▶ Work order
Each line of the records containing "تاریخ" is to be copied out and returned.

▶ Record excerpts
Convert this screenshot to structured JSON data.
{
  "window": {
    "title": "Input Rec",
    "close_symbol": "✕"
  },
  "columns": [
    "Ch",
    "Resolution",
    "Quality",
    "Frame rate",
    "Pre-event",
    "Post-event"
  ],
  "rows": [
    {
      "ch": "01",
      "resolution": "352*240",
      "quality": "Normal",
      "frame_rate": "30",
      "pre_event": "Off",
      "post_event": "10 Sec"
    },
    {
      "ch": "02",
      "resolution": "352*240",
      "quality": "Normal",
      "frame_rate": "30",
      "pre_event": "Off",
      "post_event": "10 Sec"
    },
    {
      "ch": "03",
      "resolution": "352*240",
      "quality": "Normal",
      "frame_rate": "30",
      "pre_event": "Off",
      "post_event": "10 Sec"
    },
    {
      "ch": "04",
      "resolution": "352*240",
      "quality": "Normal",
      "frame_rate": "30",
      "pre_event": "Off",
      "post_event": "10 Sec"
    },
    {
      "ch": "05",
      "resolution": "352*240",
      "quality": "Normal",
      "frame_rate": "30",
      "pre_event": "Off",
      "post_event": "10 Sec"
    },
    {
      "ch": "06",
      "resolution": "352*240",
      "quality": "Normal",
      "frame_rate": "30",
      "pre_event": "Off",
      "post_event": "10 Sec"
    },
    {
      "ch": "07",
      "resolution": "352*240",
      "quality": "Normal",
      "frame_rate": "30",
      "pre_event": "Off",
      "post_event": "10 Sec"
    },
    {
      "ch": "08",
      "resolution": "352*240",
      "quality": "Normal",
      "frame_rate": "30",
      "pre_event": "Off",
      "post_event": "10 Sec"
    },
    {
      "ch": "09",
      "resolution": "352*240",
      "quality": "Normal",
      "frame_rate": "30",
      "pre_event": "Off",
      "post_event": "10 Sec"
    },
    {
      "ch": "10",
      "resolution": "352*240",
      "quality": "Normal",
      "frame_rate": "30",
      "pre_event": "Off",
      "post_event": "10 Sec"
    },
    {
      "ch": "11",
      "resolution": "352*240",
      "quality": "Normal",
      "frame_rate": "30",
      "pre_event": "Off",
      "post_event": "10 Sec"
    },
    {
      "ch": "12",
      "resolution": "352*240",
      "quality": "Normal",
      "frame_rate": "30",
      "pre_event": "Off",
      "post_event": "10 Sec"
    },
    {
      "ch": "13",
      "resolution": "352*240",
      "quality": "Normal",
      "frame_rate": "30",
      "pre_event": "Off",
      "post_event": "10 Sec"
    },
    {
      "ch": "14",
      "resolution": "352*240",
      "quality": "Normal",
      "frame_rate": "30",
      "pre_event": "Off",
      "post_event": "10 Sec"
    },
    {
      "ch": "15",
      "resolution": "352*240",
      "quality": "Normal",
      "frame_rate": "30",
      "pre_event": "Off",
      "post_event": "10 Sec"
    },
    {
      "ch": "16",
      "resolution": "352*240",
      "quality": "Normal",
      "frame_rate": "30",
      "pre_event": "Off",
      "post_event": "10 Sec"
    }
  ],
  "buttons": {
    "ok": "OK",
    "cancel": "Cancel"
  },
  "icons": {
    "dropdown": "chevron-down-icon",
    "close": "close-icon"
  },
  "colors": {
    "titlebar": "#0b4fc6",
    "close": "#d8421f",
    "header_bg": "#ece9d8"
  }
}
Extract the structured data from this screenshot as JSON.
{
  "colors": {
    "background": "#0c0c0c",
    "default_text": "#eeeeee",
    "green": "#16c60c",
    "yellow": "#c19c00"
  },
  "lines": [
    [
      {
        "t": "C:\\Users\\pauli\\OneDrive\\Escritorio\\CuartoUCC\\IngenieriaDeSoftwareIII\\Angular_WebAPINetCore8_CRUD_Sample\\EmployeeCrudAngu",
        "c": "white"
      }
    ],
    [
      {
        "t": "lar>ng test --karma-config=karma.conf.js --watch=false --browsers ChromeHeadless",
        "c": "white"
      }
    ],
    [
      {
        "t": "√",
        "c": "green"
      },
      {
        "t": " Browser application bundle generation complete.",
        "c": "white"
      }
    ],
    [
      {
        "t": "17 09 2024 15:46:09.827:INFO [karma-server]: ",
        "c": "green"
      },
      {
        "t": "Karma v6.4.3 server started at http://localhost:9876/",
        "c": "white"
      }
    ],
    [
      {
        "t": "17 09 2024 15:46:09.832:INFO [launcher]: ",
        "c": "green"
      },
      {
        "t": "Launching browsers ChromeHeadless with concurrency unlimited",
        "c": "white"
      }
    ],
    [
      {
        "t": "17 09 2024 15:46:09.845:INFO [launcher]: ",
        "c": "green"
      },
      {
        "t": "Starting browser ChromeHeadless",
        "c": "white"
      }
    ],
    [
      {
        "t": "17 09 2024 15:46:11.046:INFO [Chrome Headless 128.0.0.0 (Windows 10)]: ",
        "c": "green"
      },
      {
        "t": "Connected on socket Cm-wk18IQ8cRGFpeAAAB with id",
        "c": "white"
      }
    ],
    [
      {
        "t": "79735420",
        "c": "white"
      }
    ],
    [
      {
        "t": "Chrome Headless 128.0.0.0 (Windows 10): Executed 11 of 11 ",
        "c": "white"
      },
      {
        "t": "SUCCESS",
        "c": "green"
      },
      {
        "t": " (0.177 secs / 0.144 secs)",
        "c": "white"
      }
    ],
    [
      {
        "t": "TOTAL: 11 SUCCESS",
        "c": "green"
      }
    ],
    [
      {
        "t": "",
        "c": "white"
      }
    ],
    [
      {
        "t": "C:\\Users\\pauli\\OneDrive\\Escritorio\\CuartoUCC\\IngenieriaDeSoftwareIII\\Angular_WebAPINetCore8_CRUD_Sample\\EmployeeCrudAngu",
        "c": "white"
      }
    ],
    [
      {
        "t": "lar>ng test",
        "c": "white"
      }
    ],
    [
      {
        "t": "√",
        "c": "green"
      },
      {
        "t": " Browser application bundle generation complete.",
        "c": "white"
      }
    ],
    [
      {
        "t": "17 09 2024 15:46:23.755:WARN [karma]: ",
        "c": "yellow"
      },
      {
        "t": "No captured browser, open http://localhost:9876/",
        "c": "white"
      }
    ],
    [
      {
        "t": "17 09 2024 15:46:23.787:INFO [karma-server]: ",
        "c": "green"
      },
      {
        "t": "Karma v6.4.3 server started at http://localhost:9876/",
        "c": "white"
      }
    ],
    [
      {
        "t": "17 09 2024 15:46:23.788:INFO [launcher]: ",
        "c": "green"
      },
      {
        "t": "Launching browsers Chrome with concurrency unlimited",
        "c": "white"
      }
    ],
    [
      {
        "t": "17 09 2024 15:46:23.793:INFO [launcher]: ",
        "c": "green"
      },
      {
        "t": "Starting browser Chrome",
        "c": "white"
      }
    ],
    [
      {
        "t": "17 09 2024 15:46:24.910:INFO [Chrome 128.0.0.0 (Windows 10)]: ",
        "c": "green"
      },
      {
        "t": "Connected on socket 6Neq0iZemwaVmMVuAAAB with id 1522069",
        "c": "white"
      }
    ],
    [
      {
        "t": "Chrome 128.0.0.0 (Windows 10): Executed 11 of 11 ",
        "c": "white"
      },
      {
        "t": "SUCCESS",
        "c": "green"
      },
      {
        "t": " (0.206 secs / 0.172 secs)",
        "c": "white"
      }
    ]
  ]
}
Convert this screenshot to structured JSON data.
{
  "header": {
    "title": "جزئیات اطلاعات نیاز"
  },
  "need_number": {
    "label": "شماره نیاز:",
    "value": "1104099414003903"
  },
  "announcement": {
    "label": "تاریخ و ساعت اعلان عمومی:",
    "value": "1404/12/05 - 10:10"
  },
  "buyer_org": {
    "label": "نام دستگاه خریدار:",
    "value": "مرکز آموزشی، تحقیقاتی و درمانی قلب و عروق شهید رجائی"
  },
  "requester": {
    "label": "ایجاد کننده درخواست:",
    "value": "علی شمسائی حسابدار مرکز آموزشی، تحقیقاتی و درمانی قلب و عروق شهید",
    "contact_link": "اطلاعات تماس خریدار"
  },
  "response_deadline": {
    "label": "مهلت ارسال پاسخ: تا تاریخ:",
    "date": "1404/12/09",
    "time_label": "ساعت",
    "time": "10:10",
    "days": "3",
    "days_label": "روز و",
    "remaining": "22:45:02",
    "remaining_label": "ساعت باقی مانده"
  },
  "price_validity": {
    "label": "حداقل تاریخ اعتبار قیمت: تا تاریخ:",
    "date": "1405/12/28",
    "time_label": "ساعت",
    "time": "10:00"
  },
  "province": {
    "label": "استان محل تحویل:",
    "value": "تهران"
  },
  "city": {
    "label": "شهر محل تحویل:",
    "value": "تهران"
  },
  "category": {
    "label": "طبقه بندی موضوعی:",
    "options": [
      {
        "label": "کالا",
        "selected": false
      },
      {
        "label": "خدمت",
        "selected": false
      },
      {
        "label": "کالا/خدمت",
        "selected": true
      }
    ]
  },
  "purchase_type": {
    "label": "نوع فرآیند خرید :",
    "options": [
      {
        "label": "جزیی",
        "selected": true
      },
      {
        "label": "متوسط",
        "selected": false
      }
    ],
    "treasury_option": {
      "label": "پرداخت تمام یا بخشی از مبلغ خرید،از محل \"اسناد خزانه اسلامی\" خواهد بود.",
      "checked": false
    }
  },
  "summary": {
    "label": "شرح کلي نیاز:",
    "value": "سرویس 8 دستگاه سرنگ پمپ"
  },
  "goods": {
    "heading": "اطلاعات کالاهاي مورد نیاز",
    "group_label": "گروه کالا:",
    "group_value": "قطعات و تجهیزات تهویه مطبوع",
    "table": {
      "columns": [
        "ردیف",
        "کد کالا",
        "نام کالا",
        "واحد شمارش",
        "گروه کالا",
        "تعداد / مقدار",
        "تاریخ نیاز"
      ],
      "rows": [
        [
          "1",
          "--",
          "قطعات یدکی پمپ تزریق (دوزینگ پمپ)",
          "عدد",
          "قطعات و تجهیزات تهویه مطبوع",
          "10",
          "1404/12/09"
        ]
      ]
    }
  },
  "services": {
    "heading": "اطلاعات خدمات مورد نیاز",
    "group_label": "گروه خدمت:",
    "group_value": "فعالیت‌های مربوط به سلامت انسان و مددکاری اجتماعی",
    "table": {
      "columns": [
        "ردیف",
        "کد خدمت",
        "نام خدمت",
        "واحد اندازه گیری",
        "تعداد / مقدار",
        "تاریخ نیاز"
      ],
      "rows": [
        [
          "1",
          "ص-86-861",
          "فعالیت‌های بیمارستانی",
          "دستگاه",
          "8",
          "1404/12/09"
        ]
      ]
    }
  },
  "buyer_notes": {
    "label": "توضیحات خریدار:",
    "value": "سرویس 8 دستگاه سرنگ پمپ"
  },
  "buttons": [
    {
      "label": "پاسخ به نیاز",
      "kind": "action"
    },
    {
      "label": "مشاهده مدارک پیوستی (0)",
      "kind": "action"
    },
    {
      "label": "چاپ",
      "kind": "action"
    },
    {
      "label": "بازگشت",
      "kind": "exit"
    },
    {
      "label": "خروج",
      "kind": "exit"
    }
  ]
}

▶ Result
    "label": "تاریخ و ساعت اعلان عمومی:",
    "label": "مهلت ارسال پاسخ: تا تاریخ:",
    "label": "حداقل تاریخ اعتبار قیمت: تا تاریخ:",
        "تاریخ نیاز"
        "تاریخ نیاز"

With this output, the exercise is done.